*What is required*:
Could you work out how many lines in the material below hold the word "icon"? Give only the number in reply.

*Data provided*:
--
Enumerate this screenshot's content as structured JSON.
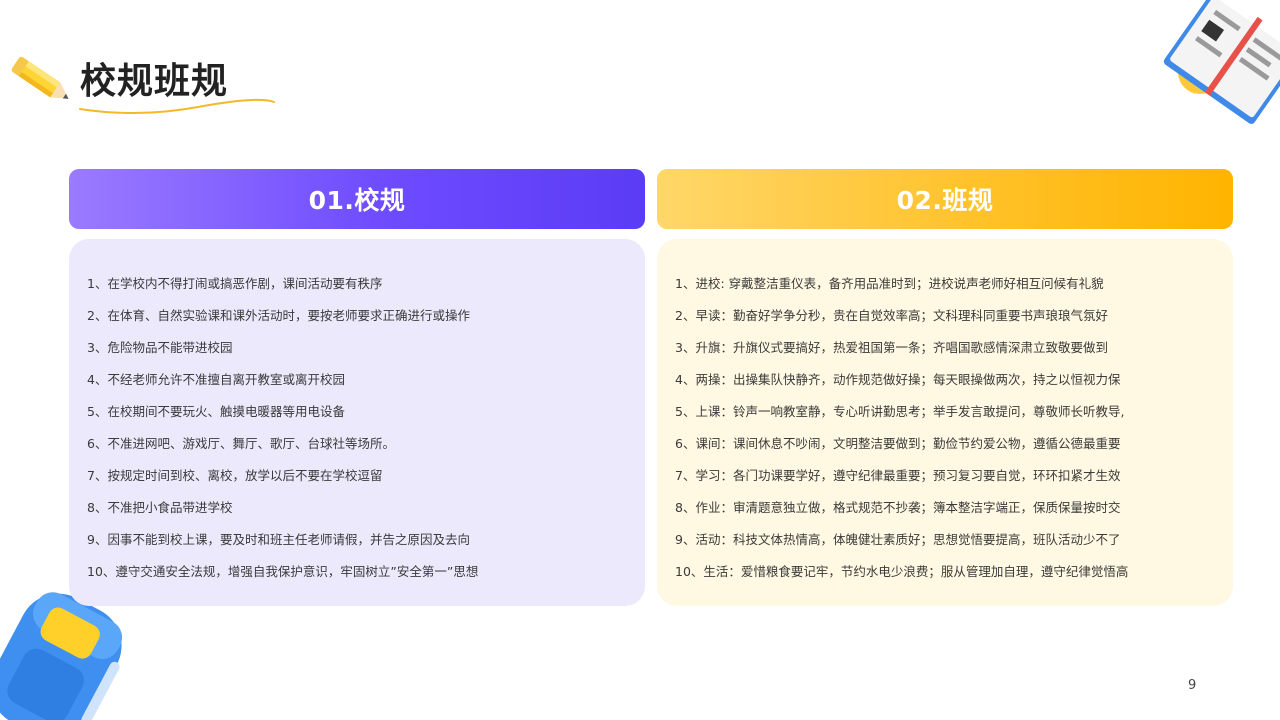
{
  "slide": {
    "title": "校规班规",
    "page_number": "9"
  },
  "columns": [
    {
      "header": "01.校规",
      "color": "#6e4bff",
      "items": [
        "1、在学校内不得打闹或搞恶作剧，课间活动要有秩序",
        "2、在体育、自然实验课和课外活动时，要按老师要求正确进行或操作",
        "3、危险物品不能带进校园",
        "4、不经老师允许不准擅自离开教室或离开校园",
        "5、在校期间不要玩火、触摸电暖器等用电设备",
        "6、不准进网吧、游戏厅、舞厅、歌厅、台球社等场所。",
        "7、按规定时间到校、离校，放学以后不要在学校逗留",
        "8、不准把小食品带进学校",
        "9、因事不能到校上课，要及时和班主任老师请假，并告之原因及去向",
        "10、遵守交通安全法规，增强自我保护意识，牢固树立”安全第一”思想"
      ]
    },
    {
      "header": "02.班规",
      "color": "#ffb400",
      "items": [
        "1、进校: 穿戴整洁重仪表，备齐用品准时到；进校说声老师好相互问候有礼貌",
        "2、早读：勤奋好学争分秒，贵在自觉效率高；文科理科同重要书声琅琅气氛好",
        "3、升旗：升旗仪式要搞好，热爱祖国第一条；齐唱国歌感情深肃立致敬要做到",
        "4、两操：出操集队快静齐，动作规范做好操；每天眼操做两次，持之以恒视力保",
        "5、上课：铃声一响教室静，专心听讲勤思考；举手发言敢提问，尊敬师长听教导,",
        "6、课间：课间休息不吵闹，文明整洁要做到；勤俭节约爱公物，遵循公德最重要",
        "7、学习：各门功课要学好，遵守纪律最重要；预习复习要自觉，环环扣紧才生效",
        "8、作业：审清题意独立做，格式规范不抄袭；簿本整洁字端正，保质保量按时交",
        "9、活动：科技文体热情高，体魄健壮素质好；思想觉悟要提高，班队活动少不了",
        "10、生活：爱惜粮食要记牢，节约水电少浪费；服从管理加自理，遵守纪律觉悟高"
      ]
    }
  ],
  "decorations": {
    "pencil": "pencil-icon",
    "book": "open-book-icon",
    "backpack": "backpack-icon",
    "accent_colors": [
      "#ffc400",
      "#4a9ef5"
    ]
  }
}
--
*Written solution*:
3